[[ INFORMATION GIVEN, beginning ]]

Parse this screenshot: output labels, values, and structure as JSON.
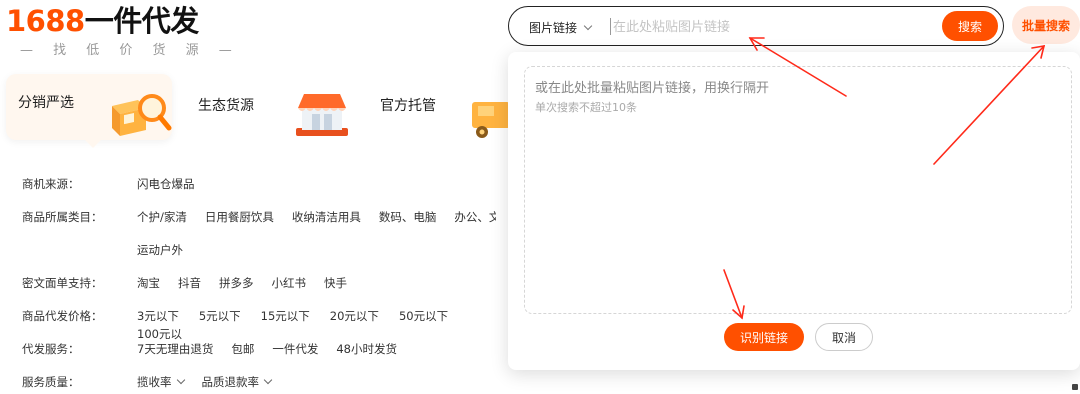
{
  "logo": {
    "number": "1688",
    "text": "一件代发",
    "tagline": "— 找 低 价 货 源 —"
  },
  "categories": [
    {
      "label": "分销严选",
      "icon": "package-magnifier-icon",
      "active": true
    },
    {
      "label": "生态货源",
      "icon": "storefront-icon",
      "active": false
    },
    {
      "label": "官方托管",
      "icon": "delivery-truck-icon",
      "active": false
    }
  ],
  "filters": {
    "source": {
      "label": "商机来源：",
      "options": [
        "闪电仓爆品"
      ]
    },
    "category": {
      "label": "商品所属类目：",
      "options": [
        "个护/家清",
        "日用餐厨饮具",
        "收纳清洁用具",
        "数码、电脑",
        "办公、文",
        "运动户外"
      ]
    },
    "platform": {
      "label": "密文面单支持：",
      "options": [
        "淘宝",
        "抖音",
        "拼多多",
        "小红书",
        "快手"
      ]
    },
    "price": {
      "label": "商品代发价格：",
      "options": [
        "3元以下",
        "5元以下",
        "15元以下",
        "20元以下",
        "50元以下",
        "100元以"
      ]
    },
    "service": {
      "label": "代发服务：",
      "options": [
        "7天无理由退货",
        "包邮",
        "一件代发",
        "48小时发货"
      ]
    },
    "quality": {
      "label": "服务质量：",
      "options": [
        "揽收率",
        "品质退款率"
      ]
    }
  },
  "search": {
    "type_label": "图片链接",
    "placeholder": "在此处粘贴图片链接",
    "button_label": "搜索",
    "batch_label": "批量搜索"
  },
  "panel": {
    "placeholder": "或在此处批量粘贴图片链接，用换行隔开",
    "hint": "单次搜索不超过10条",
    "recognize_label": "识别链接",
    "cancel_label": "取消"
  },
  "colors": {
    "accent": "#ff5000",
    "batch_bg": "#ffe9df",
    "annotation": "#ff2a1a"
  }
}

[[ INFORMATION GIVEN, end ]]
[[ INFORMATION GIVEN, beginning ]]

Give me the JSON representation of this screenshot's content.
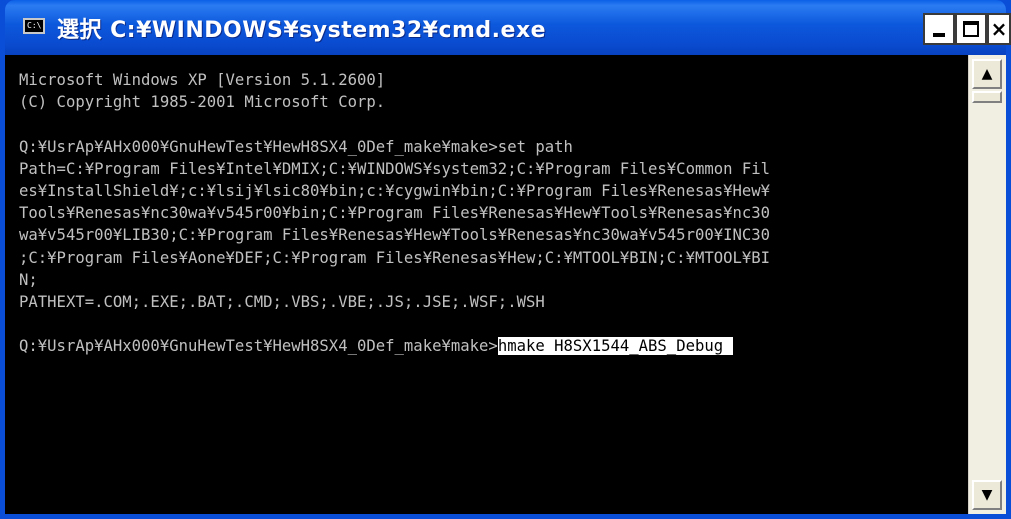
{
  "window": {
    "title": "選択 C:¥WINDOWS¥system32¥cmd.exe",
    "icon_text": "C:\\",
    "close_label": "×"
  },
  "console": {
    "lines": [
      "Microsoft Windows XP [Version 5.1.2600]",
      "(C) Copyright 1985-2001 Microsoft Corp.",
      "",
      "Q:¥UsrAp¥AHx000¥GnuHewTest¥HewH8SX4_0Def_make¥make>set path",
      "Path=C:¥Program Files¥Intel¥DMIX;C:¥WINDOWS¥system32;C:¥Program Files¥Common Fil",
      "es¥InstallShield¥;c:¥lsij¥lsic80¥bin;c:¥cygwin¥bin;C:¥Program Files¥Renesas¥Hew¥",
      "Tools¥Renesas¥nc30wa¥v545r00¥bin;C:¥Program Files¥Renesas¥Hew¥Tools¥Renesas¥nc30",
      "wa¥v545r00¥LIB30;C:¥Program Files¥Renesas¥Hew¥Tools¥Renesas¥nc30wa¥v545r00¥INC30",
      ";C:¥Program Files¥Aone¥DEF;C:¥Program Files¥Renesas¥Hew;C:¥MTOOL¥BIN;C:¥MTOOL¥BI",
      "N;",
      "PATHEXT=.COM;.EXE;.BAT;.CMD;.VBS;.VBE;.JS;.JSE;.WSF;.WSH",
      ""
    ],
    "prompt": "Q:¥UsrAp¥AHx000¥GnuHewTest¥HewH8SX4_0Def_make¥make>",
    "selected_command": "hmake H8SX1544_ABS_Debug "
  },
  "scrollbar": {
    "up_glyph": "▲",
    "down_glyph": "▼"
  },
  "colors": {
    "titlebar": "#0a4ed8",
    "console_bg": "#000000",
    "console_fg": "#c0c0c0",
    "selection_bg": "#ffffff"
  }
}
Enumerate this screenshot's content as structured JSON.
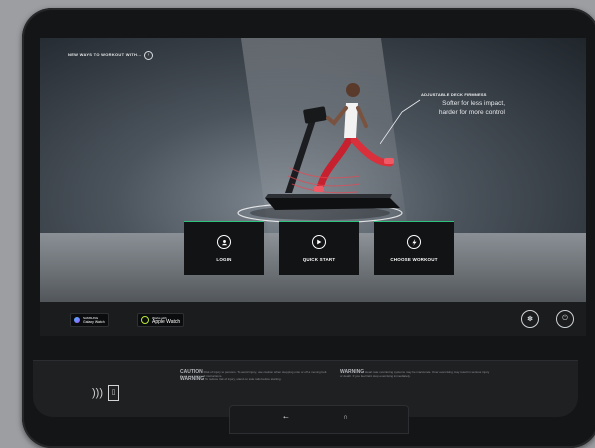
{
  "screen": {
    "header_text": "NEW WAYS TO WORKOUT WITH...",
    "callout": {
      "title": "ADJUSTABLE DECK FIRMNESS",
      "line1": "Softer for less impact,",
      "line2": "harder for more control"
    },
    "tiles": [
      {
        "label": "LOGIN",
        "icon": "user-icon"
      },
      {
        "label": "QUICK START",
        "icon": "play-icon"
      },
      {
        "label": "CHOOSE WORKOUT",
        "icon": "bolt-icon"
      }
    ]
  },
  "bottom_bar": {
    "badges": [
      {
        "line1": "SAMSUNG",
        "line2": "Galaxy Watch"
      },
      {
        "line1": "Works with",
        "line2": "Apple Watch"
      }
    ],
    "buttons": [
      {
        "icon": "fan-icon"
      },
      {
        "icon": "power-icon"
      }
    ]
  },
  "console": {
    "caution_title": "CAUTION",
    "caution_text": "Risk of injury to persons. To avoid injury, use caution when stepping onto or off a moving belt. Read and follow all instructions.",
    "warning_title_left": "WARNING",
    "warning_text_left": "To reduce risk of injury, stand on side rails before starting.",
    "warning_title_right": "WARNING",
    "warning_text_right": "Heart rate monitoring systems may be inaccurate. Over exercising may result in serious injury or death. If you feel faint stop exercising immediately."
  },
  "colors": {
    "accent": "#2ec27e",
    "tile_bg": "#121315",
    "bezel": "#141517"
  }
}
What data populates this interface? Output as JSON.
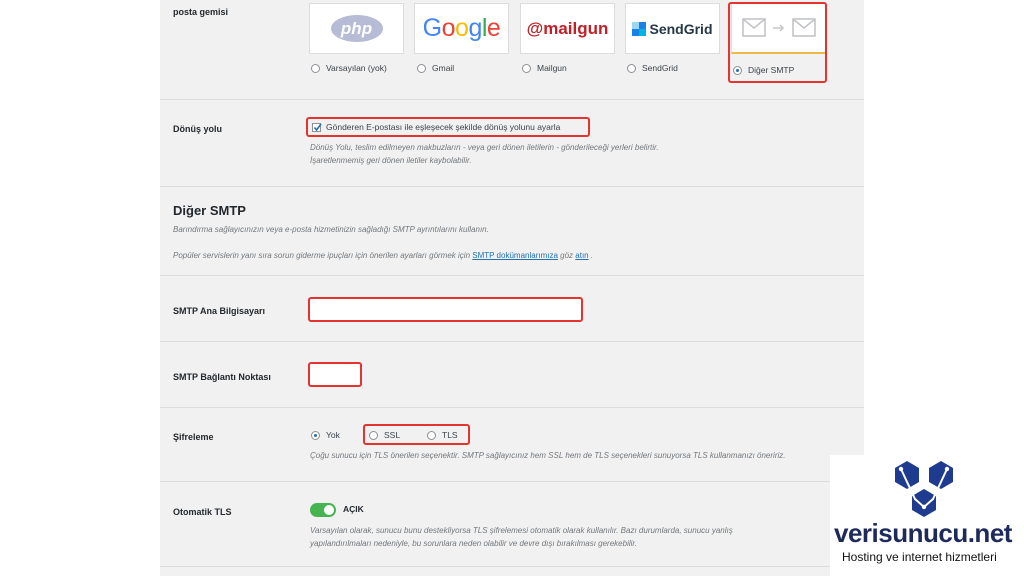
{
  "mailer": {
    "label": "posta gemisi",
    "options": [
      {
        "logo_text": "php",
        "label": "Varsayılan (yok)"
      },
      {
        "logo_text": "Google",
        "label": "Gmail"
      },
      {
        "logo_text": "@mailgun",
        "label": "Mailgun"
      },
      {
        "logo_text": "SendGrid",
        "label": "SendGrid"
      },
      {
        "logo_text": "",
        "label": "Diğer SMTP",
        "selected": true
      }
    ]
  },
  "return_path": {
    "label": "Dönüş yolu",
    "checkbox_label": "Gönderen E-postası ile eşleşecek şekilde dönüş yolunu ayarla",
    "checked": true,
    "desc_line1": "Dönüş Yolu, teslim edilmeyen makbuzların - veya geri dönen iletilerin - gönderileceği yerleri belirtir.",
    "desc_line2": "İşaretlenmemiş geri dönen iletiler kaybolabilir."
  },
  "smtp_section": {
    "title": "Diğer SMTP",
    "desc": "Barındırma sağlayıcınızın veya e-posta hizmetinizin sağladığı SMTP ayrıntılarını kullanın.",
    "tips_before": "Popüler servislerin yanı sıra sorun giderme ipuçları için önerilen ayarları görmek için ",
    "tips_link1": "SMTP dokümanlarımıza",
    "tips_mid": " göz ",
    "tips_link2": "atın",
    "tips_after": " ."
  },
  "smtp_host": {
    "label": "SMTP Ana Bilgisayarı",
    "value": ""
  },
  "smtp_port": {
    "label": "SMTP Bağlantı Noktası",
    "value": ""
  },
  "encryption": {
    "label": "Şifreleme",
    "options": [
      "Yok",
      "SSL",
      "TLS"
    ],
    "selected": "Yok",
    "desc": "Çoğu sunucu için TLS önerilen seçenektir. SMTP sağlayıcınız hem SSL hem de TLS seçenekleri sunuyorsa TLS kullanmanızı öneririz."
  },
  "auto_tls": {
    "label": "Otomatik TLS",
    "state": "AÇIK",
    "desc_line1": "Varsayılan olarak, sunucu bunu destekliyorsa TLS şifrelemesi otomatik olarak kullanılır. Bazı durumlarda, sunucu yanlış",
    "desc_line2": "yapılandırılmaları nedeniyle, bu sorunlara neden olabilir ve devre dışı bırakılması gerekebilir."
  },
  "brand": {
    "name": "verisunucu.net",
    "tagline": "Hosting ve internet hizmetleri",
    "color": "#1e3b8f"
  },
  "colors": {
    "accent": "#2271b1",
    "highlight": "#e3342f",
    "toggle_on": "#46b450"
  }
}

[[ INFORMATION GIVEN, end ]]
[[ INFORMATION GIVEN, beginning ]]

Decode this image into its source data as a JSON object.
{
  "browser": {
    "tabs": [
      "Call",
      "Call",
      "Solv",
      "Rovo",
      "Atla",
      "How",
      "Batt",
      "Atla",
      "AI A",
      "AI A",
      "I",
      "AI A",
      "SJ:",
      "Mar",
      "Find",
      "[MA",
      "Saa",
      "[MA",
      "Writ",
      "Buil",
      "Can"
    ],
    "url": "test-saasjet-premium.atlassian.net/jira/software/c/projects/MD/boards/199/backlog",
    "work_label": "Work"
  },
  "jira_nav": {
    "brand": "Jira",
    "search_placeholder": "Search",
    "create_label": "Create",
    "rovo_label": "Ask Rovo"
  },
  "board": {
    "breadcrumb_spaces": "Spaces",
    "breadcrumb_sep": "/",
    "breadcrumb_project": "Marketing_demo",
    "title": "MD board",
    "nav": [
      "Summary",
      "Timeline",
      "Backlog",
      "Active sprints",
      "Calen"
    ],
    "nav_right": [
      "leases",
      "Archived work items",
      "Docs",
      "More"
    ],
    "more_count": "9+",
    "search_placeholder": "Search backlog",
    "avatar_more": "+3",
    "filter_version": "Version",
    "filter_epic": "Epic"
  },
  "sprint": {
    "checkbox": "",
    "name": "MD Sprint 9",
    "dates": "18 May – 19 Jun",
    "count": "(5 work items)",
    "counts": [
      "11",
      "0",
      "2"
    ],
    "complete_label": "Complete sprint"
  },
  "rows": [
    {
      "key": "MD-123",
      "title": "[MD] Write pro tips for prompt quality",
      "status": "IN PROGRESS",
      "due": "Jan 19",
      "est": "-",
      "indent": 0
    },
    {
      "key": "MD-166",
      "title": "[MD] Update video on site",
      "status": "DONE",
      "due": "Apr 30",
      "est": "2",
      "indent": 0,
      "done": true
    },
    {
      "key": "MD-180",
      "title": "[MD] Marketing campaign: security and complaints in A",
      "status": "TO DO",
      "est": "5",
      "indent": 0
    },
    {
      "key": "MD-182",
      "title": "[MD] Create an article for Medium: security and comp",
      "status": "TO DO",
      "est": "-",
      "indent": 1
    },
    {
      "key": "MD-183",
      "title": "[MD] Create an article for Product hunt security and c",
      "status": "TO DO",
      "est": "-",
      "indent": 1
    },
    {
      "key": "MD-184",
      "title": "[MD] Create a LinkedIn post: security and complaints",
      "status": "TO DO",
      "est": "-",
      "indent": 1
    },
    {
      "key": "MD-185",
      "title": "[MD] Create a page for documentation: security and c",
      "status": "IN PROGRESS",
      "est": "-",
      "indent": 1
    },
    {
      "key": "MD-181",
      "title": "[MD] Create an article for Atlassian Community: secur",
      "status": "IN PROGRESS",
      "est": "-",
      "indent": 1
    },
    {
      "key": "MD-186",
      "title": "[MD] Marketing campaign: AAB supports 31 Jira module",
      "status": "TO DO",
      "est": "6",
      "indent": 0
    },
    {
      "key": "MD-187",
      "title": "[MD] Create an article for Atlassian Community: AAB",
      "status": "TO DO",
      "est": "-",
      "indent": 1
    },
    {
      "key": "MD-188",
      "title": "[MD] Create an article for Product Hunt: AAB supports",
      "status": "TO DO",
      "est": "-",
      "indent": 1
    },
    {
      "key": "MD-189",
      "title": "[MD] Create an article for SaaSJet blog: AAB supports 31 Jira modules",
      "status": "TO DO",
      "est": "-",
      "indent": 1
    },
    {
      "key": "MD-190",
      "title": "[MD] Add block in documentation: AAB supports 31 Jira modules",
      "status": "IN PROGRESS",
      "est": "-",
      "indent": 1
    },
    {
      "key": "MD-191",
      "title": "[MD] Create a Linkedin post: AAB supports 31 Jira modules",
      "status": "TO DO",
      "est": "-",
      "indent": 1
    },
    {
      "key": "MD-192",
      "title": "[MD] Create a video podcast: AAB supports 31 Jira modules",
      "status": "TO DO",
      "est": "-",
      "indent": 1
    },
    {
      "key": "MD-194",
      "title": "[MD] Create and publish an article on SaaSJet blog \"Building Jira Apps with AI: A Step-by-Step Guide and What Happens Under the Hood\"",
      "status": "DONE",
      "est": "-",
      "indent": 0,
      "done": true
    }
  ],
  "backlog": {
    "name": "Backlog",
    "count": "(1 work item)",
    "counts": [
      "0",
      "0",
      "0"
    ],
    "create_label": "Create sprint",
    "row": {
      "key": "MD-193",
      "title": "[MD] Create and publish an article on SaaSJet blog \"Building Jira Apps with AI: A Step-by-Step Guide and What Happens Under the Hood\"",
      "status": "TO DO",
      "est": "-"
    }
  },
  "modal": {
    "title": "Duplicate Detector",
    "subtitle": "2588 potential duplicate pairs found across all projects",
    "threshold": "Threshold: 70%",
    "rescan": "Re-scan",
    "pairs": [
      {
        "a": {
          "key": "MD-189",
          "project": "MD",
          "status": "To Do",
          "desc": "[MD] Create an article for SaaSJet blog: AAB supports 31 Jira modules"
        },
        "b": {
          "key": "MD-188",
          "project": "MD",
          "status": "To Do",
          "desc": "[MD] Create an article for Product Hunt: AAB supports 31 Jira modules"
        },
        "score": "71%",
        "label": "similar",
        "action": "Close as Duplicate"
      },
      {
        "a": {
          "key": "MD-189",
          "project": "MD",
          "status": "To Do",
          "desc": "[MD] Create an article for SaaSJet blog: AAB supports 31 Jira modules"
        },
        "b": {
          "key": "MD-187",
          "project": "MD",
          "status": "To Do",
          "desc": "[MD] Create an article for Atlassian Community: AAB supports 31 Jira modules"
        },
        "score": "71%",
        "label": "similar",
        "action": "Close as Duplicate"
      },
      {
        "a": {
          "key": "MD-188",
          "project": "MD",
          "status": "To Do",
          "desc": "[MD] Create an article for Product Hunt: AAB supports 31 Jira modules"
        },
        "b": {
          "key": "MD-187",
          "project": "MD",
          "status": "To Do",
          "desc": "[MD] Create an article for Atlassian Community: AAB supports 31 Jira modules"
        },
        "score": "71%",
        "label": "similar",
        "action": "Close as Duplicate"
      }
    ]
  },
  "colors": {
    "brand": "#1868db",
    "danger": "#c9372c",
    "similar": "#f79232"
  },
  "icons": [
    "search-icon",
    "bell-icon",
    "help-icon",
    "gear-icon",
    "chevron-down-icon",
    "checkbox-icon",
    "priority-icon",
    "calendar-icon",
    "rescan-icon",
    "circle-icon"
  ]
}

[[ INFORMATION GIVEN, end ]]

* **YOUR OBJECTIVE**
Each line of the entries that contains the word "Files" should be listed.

* **EXERCISE RESPONSE**
      "Path=C:¥Program Files¥Intel¥DMIX;C:¥WINDOWS¥system32;C:¥Program Files¥Common Fil",
      "es¥InstallShield¥;c:¥lsij¥lsic80¥bin;c:¥cygwin¥bin;C:¥Program Files¥Renesas¥Hew¥",
      "Tools¥Renesas¥nc30wa¥v545r00¥bin;C:¥Program Files¥Renesas¥Hew¥Tools¥Renesas¥nc30",
      "wa¥v545r00¥LIB30;C:¥Program Files¥Renesas¥Hew¥Tools¥Renesas¥nc30wa¥v545r00¥INC30",
      ";C:¥Program Files¥Aone¥DEF;C:¥Program Files¥Renesas¥Hew;C:¥MTOOL¥BIN;C:¥MTOOL¥BI",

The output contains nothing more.